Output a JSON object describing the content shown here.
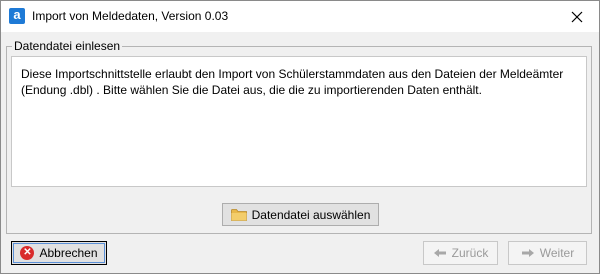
{
  "window": {
    "app_icon_letter": "a",
    "title": "Import von Meldedaten, Version 0.03"
  },
  "group": {
    "legend": "Datendatei einlesen",
    "description": "Diese Importschnittstelle erlaubt den Import von Schülerstammdaten aus den Dateien der Meldeämter (Endung .dbl) . Bitte wählen Sie die Datei aus, die die zu importierenden Daten enthält."
  },
  "buttons": {
    "select_file": "Datendatei auswählen",
    "cancel": "Abbrechen",
    "back": "Zurück",
    "next": "Weiter"
  },
  "colors": {
    "accent": "#1e7ad6",
    "cancel_icon": "#d92b2b",
    "folder_icon": "#e8b84a",
    "disabled_text": "#9a9a9a"
  }
}
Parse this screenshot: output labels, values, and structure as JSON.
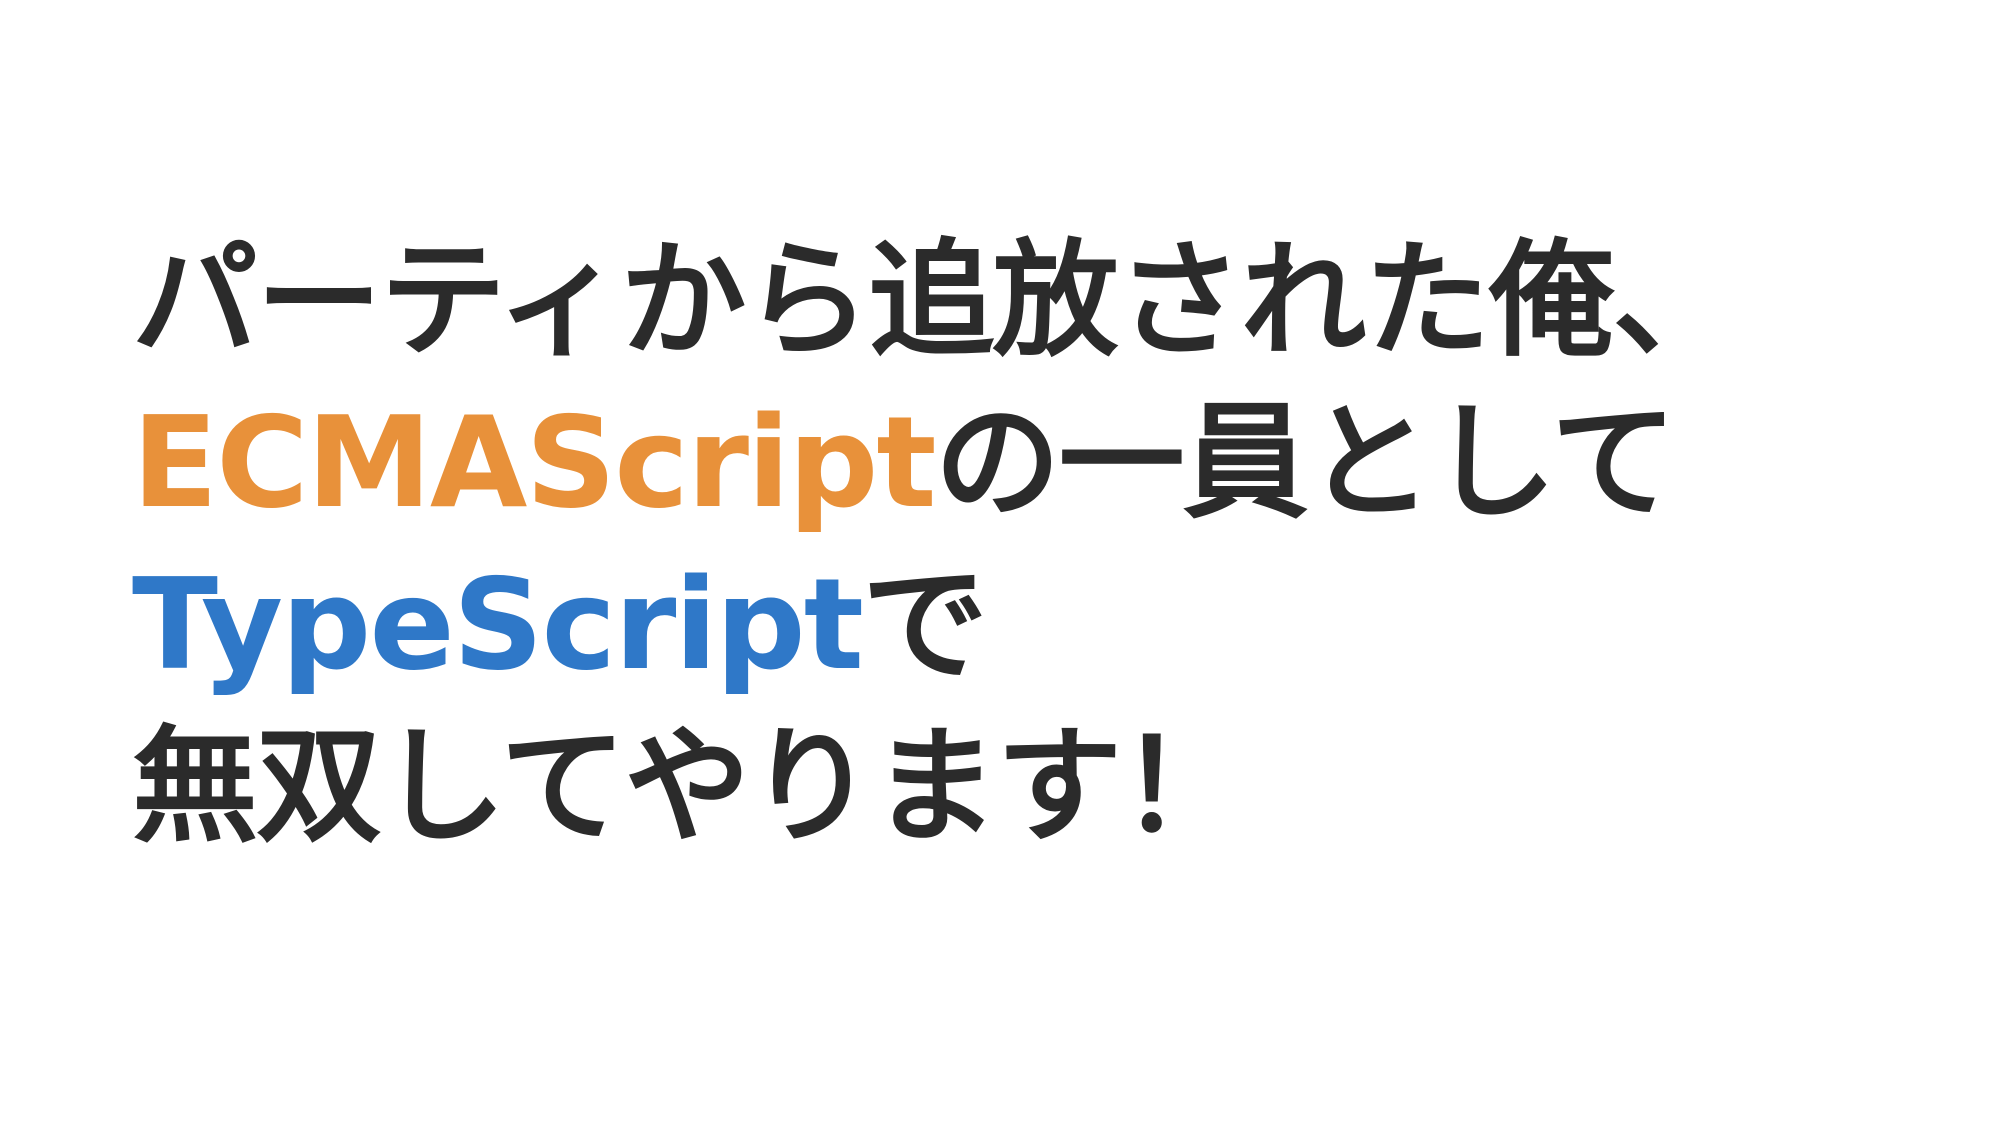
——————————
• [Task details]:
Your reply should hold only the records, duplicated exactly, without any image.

• [Output]:
Output a JSON object describing the content shown here.
{
  "window": {
    "app_icon_letter": "a",
    "title": "Import von Meldedaten, Version 0.03"
  },
  "group": {
    "legend": "Datendatei einlesen",
    "description": "Diese Importschnittstelle erlaubt den Import von Schülerstammdaten aus den Dateien der Meldeämter (Endung .dbl) . Bitte wählen Sie die Datei aus, die die zu importierenden Daten enthält."
  },
  "buttons": {
    "select_file": "Datendatei auswählen",
    "cancel": "Abbrechen",
    "back": "Zurück",
    "next": "Weiter"
  },
  "colors": {
    "accent": "#1e7ad6",
    "cancel_icon": "#d92b2b",
    "folder_icon": "#e8b84a",
    "disabled_text": "#9a9a9a"
  }
}
Parse this screenshot: output labels, values, and structure as JSON.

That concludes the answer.